Dissenting and Concurring Opinions

Justice Thomas proposed a per se rule that “the natural metabolization of alcohol in the blood stream ‘creates an exigency once police have probable cause to believe the driver is drunk,’ regardless of whether the driver is conscious.” He concurred in the judgment only.

Justice Sotomayor, joined by Justices Ginsburg and Kagan, maintained that the Fourth Amendment warrant protections sufficed by requiring police officers seeking to draw blood from a person suspected of drunk driving to get a warrant if possible. That rule, said these justices, sufficed to resolve this case. This dissent found it appropriate that “the police bear a heavy burden” to justify a warrantless search like the one here based on “urgent need.”[5] However, the plurality, “acting entirely on its own freewheeling instincts – with no briefing or decision below on the question — …permits officers to order a blood draw of an unconscious person in all but the rarest cases, even when there is ample time to obtain a warrant.” The dissent found the plurality’s holding struck “another needless blow at the protections guaranteed by the Fourth Amendment.”

Justice Gorsuch disagreed, in a dissenting opinion, with the plurality’s use of this case to apply the exigent circumstances doctrine. He said such application posed complex and difficult questions that neither the parties nor the courts below discussed.


In Birchfield v. North Dakota, 136 S. Ct. 2160 (2016), the Supreme Court held that drunk-driving suspects’ arrests, taken alone, justify warrantless breath tests, but not blood tests. That case involved the use of the “search-incident-to-arrest” exception to BAC testing of conscious drunk-driving suspects. Here, the Supreme Court addressed unconscious drunk drivers, and held the exigent circumstances exception generally applied to permit a warrantless blood draw because the need for a blood test is compelling, and an officer’s duty to attend to more pressing needs may leave no time to seek a warrant.

Agencies should consider the distinction between the two contexts, and in their holdings. This case generally frees officers from choosing “between prioritizing a warrant application, to the detriment of critical health and safety needs, and delaying the warrant application, and thus the BAC test, to the detriment of its evidentiary value and all the compelling interests served by BAC limits.” However, it should be noted that the Court remanded the case to permit Mitchell, the criminal defendant, to establish that it was unnecessary to draw his blood for non-evidentiary purposes and that the officers would not have been delayed from performing other necessary duties.  In sum, the exigent circumstances exception to the Fourth Amendment’s warrant requirement will generally, but not always, permit a warrantless blood draw from an unconscious driver suspected of driving drunk.
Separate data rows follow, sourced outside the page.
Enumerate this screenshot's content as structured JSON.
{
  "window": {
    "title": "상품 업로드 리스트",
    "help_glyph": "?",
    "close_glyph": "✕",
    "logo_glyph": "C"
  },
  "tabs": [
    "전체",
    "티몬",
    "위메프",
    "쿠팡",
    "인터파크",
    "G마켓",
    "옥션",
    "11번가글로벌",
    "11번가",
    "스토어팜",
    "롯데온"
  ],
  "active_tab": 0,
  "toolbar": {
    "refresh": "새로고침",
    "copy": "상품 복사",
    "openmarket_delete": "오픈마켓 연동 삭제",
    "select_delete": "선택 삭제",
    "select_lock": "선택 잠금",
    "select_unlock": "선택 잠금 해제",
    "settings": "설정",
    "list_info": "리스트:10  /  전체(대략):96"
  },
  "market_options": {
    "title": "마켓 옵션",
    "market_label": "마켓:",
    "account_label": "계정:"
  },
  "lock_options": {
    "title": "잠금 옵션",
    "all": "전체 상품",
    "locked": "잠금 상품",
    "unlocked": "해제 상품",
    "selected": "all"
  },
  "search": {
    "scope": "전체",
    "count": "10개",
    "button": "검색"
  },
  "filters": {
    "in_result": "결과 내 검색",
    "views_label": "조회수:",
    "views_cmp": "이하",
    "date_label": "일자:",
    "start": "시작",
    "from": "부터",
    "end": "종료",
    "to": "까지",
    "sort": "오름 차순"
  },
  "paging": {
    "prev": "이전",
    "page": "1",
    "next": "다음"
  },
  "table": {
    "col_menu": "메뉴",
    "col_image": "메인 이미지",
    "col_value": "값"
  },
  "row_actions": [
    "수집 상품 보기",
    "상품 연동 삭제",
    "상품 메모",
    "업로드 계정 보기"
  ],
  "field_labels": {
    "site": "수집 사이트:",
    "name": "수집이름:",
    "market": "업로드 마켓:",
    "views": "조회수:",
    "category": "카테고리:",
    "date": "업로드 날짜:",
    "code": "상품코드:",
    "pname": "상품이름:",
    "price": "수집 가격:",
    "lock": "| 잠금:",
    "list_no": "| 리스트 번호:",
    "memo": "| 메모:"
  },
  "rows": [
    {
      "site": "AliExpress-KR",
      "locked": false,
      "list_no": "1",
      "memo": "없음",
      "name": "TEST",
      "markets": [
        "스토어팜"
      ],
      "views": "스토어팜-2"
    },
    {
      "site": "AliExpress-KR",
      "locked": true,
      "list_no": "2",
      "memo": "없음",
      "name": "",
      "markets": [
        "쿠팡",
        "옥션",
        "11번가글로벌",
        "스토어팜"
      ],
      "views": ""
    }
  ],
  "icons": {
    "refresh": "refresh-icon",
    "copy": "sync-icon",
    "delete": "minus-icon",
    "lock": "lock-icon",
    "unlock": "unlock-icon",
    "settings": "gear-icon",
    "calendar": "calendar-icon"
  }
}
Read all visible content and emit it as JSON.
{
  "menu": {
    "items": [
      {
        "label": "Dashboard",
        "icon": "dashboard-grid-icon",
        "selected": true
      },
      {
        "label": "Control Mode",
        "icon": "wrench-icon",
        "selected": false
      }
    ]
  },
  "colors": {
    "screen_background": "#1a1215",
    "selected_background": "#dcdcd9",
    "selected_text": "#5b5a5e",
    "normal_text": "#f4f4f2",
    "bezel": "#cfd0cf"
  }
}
As always, if you wish to discuss this matter in greater detail, please feel free to contact James R. Touchstone at (714) 446–1400 or via email at jrt@jones-mayer.com.

Information on www.jones-mayer.com is for general use and is not legal advice. The mailing of this Client Alert Memorandum is not intended to create, and receipt of it does not constitute, an attorney-client-relationship.

[1] 2019 U.S. LEXIS 4400 (U.S. June 27, 2019).

[2] Mackey v. Montrym, 443 U. S. 1, 17, 19 (1979).

[3] See Birchfield v. North Dakota, 136 S. Ct. 2160 (slip op., at 3-5) (2016), discussed in Client Alert Vol. 31 No. 11. Note that in Birchfield, the Supreme Court left as an exception to the warrant requirement those instances where an exigency may weigh in favor of a blood test without a search warrant. And Birchfield observed that Schmerber held that drunk driving may present such an exigency.

[4] McNeely, 569 U. S., at 169.

[5] Welsh v. Wisconsin, 466 U. S. 740, 749-750 (1984).